(Material to process)
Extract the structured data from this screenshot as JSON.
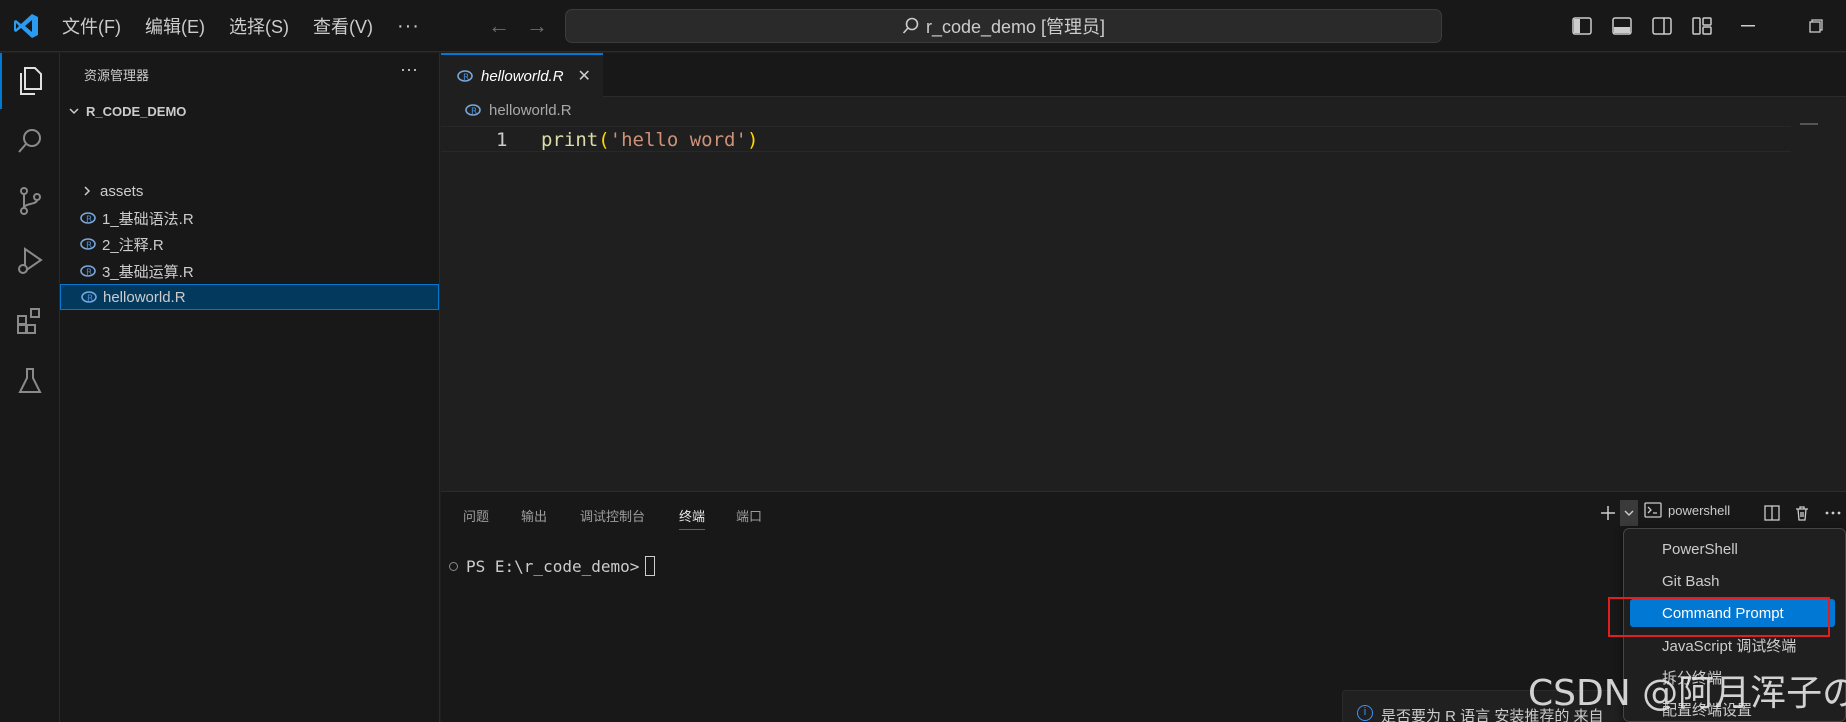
{
  "titlebar": {
    "menu": [
      "文件(F)",
      "编辑(E)",
      "选择(S)",
      "查看(V)"
    ],
    "more": "···",
    "command_center": "r_code_demo [管理员]"
  },
  "sidebar": {
    "title": "资源管理器",
    "more": "···",
    "folder": "R_CODE_DEMO",
    "items": [
      {
        "label": "assets",
        "type": "folder"
      },
      {
        "label": "1_基础语法.R",
        "type": "file"
      },
      {
        "label": "2_注释.R",
        "type": "file"
      },
      {
        "label": "3_基础运算.R",
        "type": "file"
      },
      {
        "label": "helloworld.R",
        "type": "file",
        "selected": true
      }
    ]
  },
  "editor": {
    "tab_label": "helloworld.R",
    "breadcrumb": "helloworld.R",
    "line_number": "1",
    "code": {
      "fn": "print",
      "open": "(",
      "str": "'hello word'",
      "close": ")"
    }
  },
  "panel": {
    "tabs": [
      "问题",
      "输出",
      "调试控制台",
      "终端",
      "端口"
    ],
    "active_tab": "终端",
    "terminal_name": "powershell",
    "prompt": "PS E:\\r_code_demo>"
  },
  "dropdown": {
    "items": [
      "PowerShell",
      "Git Bash",
      "Command Prompt",
      "JavaScript 调试终端",
      "拆分终端",
      "配置终端设置"
    ],
    "active": "Command Prompt"
  },
  "notification": {
    "text": "是否要为 R 语言 安装推荐的 来自"
  },
  "watermark": "CSDN @阿月浑子の",
  "colors": {
    "accent": "#0078d4",
    "highlight_box": "#e02020"
  }
}
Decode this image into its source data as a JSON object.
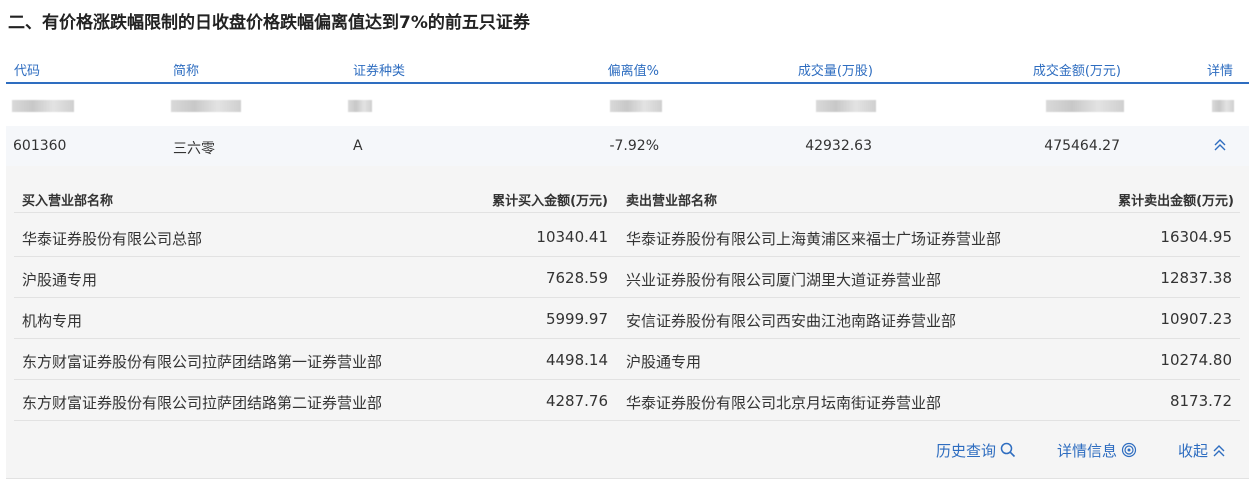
{
  "title": "二、有价格涨跌幅限制的日收盘价格跌幅偏离值达到7%的前五只证券",
  "table": {
    "headers": {
      "code": "代码",
      "name": "简称",
      "type": "证券种类",
      "deviation": "偏离值%",
      "volume": "成交量(万股)",
      "amount": "成交金额(万元)",
      "detail": "详情"
    },
    "row": {
      "code": "601360",
      "name": "三六零",
      "type": "A",
      "deviation": "-7.92%",
      "volume": "42932.63",
      "amount": "475464.27"
    }
  },
  "detail": {
    "headers": {
      "buy_name": "买入营业部名称",
      "buy_amount": "累计买入金额(万元)",
      "sell_name": "卖出营业部名称",
      "sell_amount": "累计卖出金额(万元)"
    },
    "rows": [
      {
        "buy_name": "华泰证券股份有限公司总部",
        "buy_amount": "10340.41",
        "sell_name": "华泰证券股份有限公司上海黄浦区来福士广场证券营业部",
        "sell_amount": "16304.95"
      },
      {
        "buy_name": "沪股通专用",
        "buy_amount": "7628.59",
        "sell_name": "兴业证券股份有限公司厦门湖里大道证券营业部",
        "sell_amount": "12837.38"
      },
      {
        "buy_name": "机构专用",
        "buy_amount": "5999.97",
        "sell_name": "安信证券股份有限公司西安曲江池南路证券营业部",
        "sell_amount": "10907.23"
      },
      {
        "buy_name": "东方财富证券股份有限公司拉萨团结路第一证券营业部",
        "buy_amount": "4498.14",
        "sell_name": "沪股通专用",
        "sell_amount": "10274.80"
      },
      {
        "buy_name": "东方财富证券股份有限公司拉萨团结路第二证券营业部",
        "buy_amount": "4287.76",
        "sell_name": "华泰证券股份有限公司北京月坛南街证券营业部",
        "sell_amount": "8173.72"
      }
    ]
  },
  "footer": {
    "history": "历史查询",
    "info": "详情信息",
    "collapse": "收起"
  },
  "icons": {
    "history": "search-icon",
    "info": "target-icon",
    "collapse": "double-chevron-up-icon"
  },
  "colors": {
    "accent": "#2e6dc0"
  }
}
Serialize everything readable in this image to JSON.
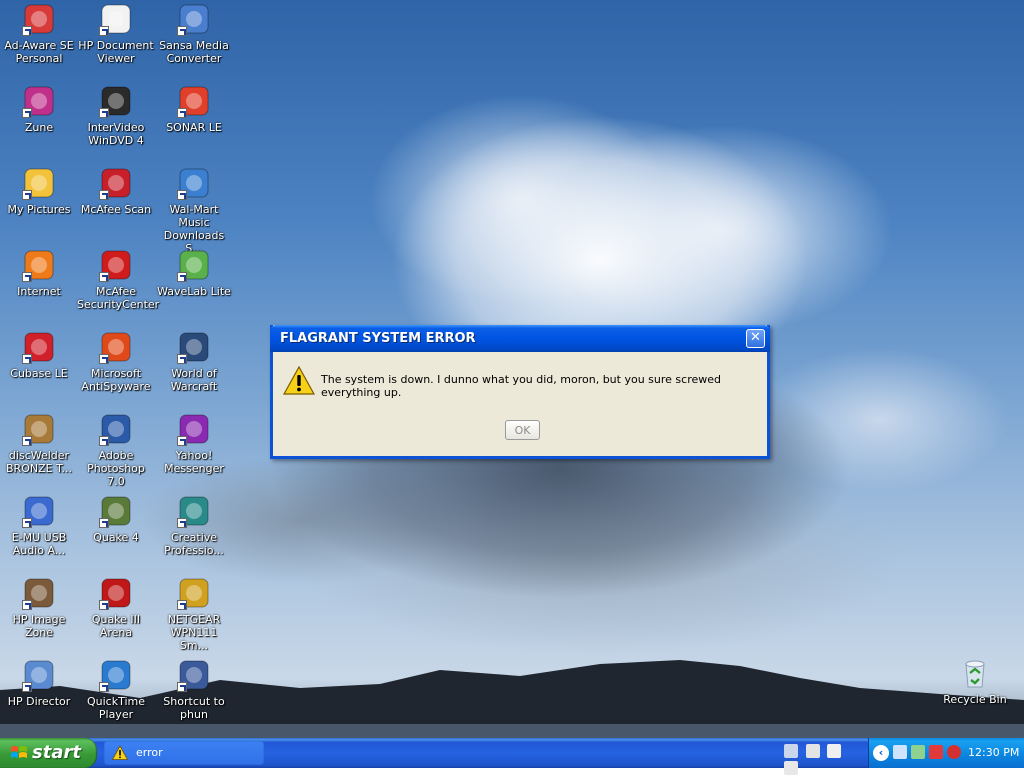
{
  "desktop": {
    "icons": [
      {
        "label": "Ad-Aware SE\nPersonal",
        "icon": "ad-aware-icon"
      },
      {
        "label": "HP Document\nViewer",
        "icon": "hp-document-icon"
      },
      {
        "label": "Sansa Media\nConverter",
        "icon": "sansa-icon"
      },
      {
        "label": "Zune",
        "icon": "zune-icon"
      },
      {
        "label": "InterVideo\nWinDVD 4",
        "icon": "windvd-icon"
      },
      {
        "label": "SONAR LE",
        "icon": "sonar-icon"
      },
      {
        "label": "My Pictures",
        "icon": "my-pictures-icon"
      },
      {
        "label": "McAfee Scan",
        "icon": "mcafee-scan-icon"
      },
      {
        "label": "Wal-Mart Music\nDownloads S...",
        "icon": "walmart-music-icon"
      },
      {
        "label": "Internet",
        "icon": "firefox-icon"
      },
      {
        "label": "McAfee\nSecurityCenter",
        "icon": "mcafee-securitycenter-icon"
      },
      {
        "label": "WaveLab Lite",
        "icon": "wavelab-icon"
      },
      {
        "label": "Cubase LE",
        "icon": "cubase-icon"
      },
      {
        "label": "Microsoft\nAntiSpyware",
        "icon": "antispyware-icon"
      },
      {
        "label": "World of\nWarcraft",
        "icon": "wow-icon"
      },
      {
        "label": "discWelder\nBRONZE T...",
        "icon": "discwelder-icon"
      },
      {
        "label": "Adobe\nPhotoshop 7.0",
        "icon": "photoshop-icon"
      },
      {
        "label": "Yahoo!\nMessenger",
        "icon": "yahoo-messenger-icon"
      },
      {
        "label": "E-MU USB\nAudio A...",
        "icon": "emu-usb-icon"
      },
      {
        "label": "Quake 4",
        "icon": "quake4-icon"
      },
      {
        "label": "Creative\nProfessio...",
        "icon": "creative-icon"
      },
      {
        "label": "HP Image\nZone",
        "icon": "hp-image-zone-icon"
      },
      {
        "label": "Quake III\nArena",
        "icon": "quake3-icon"
      },
      {
        "label": "NETGEAR\nWPN111 Sm...",
        "icon": "netgear-icon"
      },
      {
        "label": "HP Director",
        "icon": "hp-director-icon"
      },
      {
        "label": "QuickTime\nPlayer",
        "icon": "quicktime-icon"
      },
      {
        "label": "Shortcut to\nphun",
        "icon": "shortcut-window-icon"
      }
    ],
    "recycle_bin": {
      "label": "Recycle Bin"
    }
  },
  "dialog": {
    "title": "FLAGRANT SYSTEM ERROR",
    "close_glyph": "✕",
    "message": "The system is down. I dunno what you did, moron, but you sure screwed everything up.",
    "ok_label": "OK"
  },
  "taskbar": {
    "start_label": "start",
    "tasks": [
      {
        "label": "error"
      }
    ],
    "tray_chevron": "‹",
    "clock": "12:30 PM"
  },
  "colors": {
    "titlebar": "#0054e3",
    "taskbar": "#2663e0",
    "start_button": "#379a37",
    "dialog_body": "#ece9d8"
  }
}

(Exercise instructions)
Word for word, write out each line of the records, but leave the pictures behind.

(Task output)
Extract the structured data from this screenshot as JSON.
{
  "titlebar": {
    "menu": [
      "文件(F)",
      "编辑(E)",
      "选择(S)",
      "查看(V)"
    ],
    "more": "···",
    "command_center": "r_code_demo [管理员]"
  },
  "sidebar": {
    "title": "资源管理器",
    "more": "···",
    "folder": "R_CODE_DEMO",
    "items": [
      {
        "label": "assets",
        "type": "folder"
      },
      {
        "label": "1_基础语法.R",
        "type": "file"
      },
      {
        "label": "2_注释.R",
        "type": "file"
      },
      {
        "label": "3_基础运算.R",
        "type": "file"
      },
      {
        "label": "helloworld.R",
        "type": "file",
        "selected": true
      }
    ]
  },
  "editor": {
    "tab_label": "helloworld.R",
    "breadcrumb": "helloworld.R",
    "line_number": "1",
    "code": {
      "fn": "print",
      "open": "(",
      "str": "'hello word'",
      "close": ")"
    }
  },
  "panel": {
    "tabs": [
      "问题",
      "输出",
      "调试控制台",
      "终端",
      "端口"
    ],
    "active_tab": "终端",
    "terminal_name": "powershell",
    "prompt": "PS E:\\r_code_demo>"
  },
  "dropdown": {
    "items": [
      "PowerShell",
      "Git Bash",
      "Command Prompt",
      "JavaScript 调试终端",
      "拆分终端",
      "配置终端设置"
    ],
    "active": "Command Prompt"
  },
  "notification": {
    "text": "是否要为 R 语言 安装推荐的 来自"
  },
  "watermark": "CSDN @阿月浑子の",
  "colors": {
    "accent": "#0078d4",
    "highlight_box": "#e02020"
  }
}
Decode this image into its source data as a JSON object.
{
  "title": "二、有价格涨跌幅限制的日收盘价格跌幅偏离值达到7%的前五只证券",
  "table": {
    "headers": {
      "code": "代码",
      "name": "简称",
      "type": "证券种类",
      "deviation": "偏离值%",
      "volume": "成交量(万股)",
      "amount": "成交金额(万元)",
      "detail": "详情"
    },
    "row": {
      "code": "601360",
      "name": "三六零",
      "type": "A",
      "deviation": "-7.92%",
      "volume": "42932.63",
      "amount": "475464.27"
    }
  },
  "detail": {
    "headers": {
      "buy_name": "买入营业部名称",
      "buy_amount": "累计买入金额(万元)",
      "sell_name": "卖出营业部名称",
      "sell_amount": "累计卖出金额(万元)"
    },
    "rows": [
      {
        "buy_name": "华泰证券股份有限公司总部",
        "buy_amount": "10340.41",
        "sell_name": "华泰证券股份有限公司上海黄浦区来福士广场证券营业部",
        "sell_amount": "16304.95"
      },
      {
        "buy_name": "沪股通专用",
        "buy_amount": "7628.59",
        "sell_name": "兴业证券股份有限公司厦门湖里大道证券营业部",
        "sell_amount": "12837.38"
      },
      {
        "buy_name": "机构专用",
        "buy_amount": "5999.97",
        "sell_name": "安信证券股份有限公司西安曲江池南路证券营业部",
        "sell_amount": "10907.23"
      },
      {
        "buy_name": "东方财富证券股份有限公司拉萨团结路第一证券营业部",
        "buy_amount": "4498.14",
        "sell_name": "沪股通专用",
        "sell_amount": "10274.80"
      },
      {
        "buy_name": "东方财富证券股份有限公司拉萨团结路第二证券营业部",
        "buy_amount": "4287.76",
        "sell_name": "华泰证券股份有限公司北京月坛南街证券营业部",
        "sell_amount": "8173.72"
      }
    ]
  },
  "footer": {
    "history": "历史查询",
    "info": "详情信息",
    "collapse": "收起"
  },
  "icons": {
    "history": "search-icon",
    "info": "target-icon",
    "collapse": "double-chevron-up-icon"
  },
  "colors": {
    "accent": "#2e6dc0"
  }
}
Serialize everything readable in this image to JSON.
{
  "desktop": {
    "icons": [
      {
        "label": "Ad-Aware SE\nPersonal",
        "icon": "ad-aware-icon"
      },
      {
        "label": "HP Document\nViewer",
        "icon": "hp-document-icon"
      },
      {
        "label": "Sansa Media\nConverter",
        "icon": "sansa-icon"
      },
      {
        "label": "Zune",
        "icon": "zune-icon"
      },
      {
        "label": "InterVideo\nWinDVD 4",
        "icon": "windvd-icon"
      },
      {
        "label": "SONAR LE",
        "icon": "sonar-icon"
      },
      {
        "label": "My Pictures",
        "icon": "my-pictures-icon"
      },
      {
        "label": "McAfee Scan",
        "icon": "mcafee-scan-icon"
      },
      {
        "label": "Wal-Mart Music\nDownloads S...",
        "icon": "walmart-music-icon"
      },
      {
        "label": "Internet",
        "icon": "firefox-icon"
      },
      {
        "label": "McAfee\nSecurityCenter",
        "icon": "mcafee-securitycenter-icon"
      },
      {
        "label": "WaveLab Lite",
        "icon": "wavelab-icon"
      },
      {
        "label": "Cubase LE",
        "icon": "cubase-icon"
      },
      {
        "label": "Microsoft\nAntiSpyware",
        "icon": "antispyware-icon"
      },
      {
        "label": "World of\nWarcraft",
        "icon": "wow-icon"
      },
      {
        "label": "discWelder\nBRONZE T...",
        "icon": "discwelder-icon"
      },
      {
        "label": "Adobe\nPhotoshop 7.0",
        "icon": "photoshop-icon"
      },
      {
        "label": "Yahoo!\nMessenger",
        "icon": "yahoo-messenger-icon"
      },
      {
        "label": "E-MU USB\nAudio A...",
        "icon": "emu-usb-icon"
      },
      {
        "label": "Quake 4",
        "icon": "quake4-icon"
      },
      {
        "label": "Creative\nProfessio...",
        "icon": "creative-icon"
      },
      {
        "label": "HP Image\nZone",
        "icon": "hp-image-zone-icon"
      },
      {
        "label": "Quake III\nArena",
        "icon": "quake3-icon"
      },
      {
        "label": "NETGEAR\nWPN111 Sm...",
        "icon": "netgear-icon"
      },
      {
        "label": "HP Director",
        "icon": "hp-director-icon"
      },
      {
        "label": "QuickTime\nPlayer",
        "icon": "quicktime-icon"
      },
      {
        "label": "Shortcut to\nphun",
        "icon": "shortcut-window-icon"
      }
    ],
    "recycle_bin": {
      "label": "Recycle Bin"
    }
  },
  "dialog": {
    "title": "FLAGRANT SYSTEM ERROR",
    "close_glyph": "✕",
    "message": "The system is down. I dunno what you did, moron, but you sure screwed everything up.",
    "ok_label": "OK"
  },
  "taskbar": {
    "start_label": "start",
    "tasks": [
      {
        "label": "error"
      }
    ],
    "tray_chevron": "‹",
    "clock": "12:30 PM"
  },
  "colors": {
    "titlebar": "#0054e3",
    "taskbar": "#2663e0",
    "start_button": "#379a37",
    "dialog_body": "#ece9d8"
  }
}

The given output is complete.